Blog | Monday, October 7, 2013

QD: News Every Day--High-dose statins reduced gum inflammation in heart disease patients


Statins reduced inflammation associated with gum disease, suggesting that alleviating gum disease may also reduce inflammation in the arteries, a study found.

Researchers conducted a double-blind, randomized study among patients with heart disease or at risk for it, recruited from 10 U.S. centers to take either 10 mg or 80 mg atorvastatin daily for 12 weeks and undergo PET/CT scans at baseline, 4 and 12 weeks.

Results appeared online Oct. 2 in the Journal of the American College of Cardiology. The study was funded by Merck and company employees participated in the study.

The 59 patients included in the final analysis showed a significant reduction in gum inflammation after as few as four weeks of treatment with the high-dose statin, and improvement in gum inflammation tracked closely with improvement in atherosclerotic disease.

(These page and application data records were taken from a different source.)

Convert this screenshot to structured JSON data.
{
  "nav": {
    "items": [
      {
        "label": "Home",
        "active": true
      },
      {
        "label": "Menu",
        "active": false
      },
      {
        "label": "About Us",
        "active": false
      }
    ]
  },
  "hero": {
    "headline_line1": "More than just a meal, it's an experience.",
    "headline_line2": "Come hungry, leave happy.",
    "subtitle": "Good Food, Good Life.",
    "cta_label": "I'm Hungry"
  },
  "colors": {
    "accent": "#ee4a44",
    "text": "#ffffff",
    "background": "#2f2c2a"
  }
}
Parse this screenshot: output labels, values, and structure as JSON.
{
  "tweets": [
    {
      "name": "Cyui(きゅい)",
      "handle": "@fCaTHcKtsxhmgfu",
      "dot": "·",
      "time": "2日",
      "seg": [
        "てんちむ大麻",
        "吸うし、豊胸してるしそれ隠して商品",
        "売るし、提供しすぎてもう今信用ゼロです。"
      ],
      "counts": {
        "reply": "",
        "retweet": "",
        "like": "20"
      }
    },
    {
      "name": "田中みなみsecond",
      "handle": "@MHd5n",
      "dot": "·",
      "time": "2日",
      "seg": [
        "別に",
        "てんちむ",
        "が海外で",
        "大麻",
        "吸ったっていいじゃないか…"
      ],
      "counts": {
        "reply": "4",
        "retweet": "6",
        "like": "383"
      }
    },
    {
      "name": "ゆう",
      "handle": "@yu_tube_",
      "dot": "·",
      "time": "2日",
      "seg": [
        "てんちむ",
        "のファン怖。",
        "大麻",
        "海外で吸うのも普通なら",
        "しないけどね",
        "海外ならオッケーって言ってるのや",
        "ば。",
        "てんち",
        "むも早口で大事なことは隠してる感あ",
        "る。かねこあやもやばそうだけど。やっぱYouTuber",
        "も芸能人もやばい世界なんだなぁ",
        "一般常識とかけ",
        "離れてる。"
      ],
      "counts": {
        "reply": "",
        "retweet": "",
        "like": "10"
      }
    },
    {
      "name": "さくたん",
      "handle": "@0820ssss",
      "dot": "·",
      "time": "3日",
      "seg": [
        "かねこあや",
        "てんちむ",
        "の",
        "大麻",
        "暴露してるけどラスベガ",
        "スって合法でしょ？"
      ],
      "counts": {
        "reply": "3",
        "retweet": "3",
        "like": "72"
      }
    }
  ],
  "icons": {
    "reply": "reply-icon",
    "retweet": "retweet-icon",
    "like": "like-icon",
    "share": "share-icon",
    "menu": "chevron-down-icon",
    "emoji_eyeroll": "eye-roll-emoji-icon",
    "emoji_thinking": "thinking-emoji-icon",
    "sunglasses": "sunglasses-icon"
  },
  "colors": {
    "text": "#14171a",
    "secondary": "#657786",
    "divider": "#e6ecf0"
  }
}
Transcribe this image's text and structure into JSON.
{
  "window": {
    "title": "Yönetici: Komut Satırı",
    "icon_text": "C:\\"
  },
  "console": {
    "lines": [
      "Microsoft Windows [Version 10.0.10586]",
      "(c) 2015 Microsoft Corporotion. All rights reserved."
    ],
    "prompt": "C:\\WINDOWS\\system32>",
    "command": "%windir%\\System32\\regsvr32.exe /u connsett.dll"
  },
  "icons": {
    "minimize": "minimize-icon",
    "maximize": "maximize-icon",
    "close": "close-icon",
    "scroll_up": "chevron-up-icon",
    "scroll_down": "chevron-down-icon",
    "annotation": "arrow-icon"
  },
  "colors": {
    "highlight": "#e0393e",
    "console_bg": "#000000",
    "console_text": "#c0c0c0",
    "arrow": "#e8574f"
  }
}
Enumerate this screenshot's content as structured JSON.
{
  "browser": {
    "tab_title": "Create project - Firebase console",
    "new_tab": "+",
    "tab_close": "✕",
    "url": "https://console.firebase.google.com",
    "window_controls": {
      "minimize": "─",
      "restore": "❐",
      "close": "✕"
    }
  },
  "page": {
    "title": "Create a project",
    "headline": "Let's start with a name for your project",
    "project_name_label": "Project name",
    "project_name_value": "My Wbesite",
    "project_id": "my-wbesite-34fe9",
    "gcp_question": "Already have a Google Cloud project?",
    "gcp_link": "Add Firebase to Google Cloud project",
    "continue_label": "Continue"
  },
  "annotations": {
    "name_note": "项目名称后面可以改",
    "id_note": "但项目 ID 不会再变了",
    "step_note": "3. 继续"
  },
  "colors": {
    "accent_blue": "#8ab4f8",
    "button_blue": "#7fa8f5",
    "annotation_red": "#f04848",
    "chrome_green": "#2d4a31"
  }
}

PET scans recorded a normal distribution of uptake of the contrast medium in both statin treatment groups at baseline, week 4 and 12, and there was a significant reduction in periodontal contrast medium uptake with high vs. low dose atorvastatin at 12 weeks. The impact of high-dose atorvastatin on periodontal activity remained significant after adjusting for age and gender, diabetes mellitus and smoking, and prior coronary artery disease and baseline HDL, LDL and CRP levels.

The effect of high-dose statin was more notable in subjects with imaging evidence of periodontal disease at baseline and the difference in changes in periodontal disease between treatment groups was significant starting at 4 weeks.

The authors speculated that statins may exert an additional pleiotropic effect of reducing non-arterial inflammation, such as inflamed tissues such as the periodontium, although authors noted that statins may affect both periodontal and arterial inflammation independently without a link between these two tissues. Patients with heart disease and stroke should inform their physicians about any significant gum disease and should be particularly careful to follow existing guidelines for tending to gum disease, the authors noted.

An accompanying editorial noted three potential mechanisms of action for statins, beyond their role in lowering cholesterol: lowering all apolipoprotein B-containing lipoproteins (including remnants) to lowering lipid build-up in blood vessels; reducing systemic subclinical inflammation; and changing the characteristics of early atherosclerotic plaque, including delipidation, regression, reducing plaque-level inflammation, and plaque stabilization.

The editorialists wrote, “The question of who should be treated with statins over what time course is one of the most hotly debated in modern medicine. While statins certainly reduce atherogenic lipoproteins (Paradigm #1), the 2 reports from this intriguing … feasibility study suggest that high-dose statins also reduce extraarterial inflammation (Paradigm #2) and inflammation within atherosclerotic plaque (Paradigm #3). Ultimately, we hypothesize that relative importance of statin’s actions—within the framework of our proposed paradigms—may be population dependent.”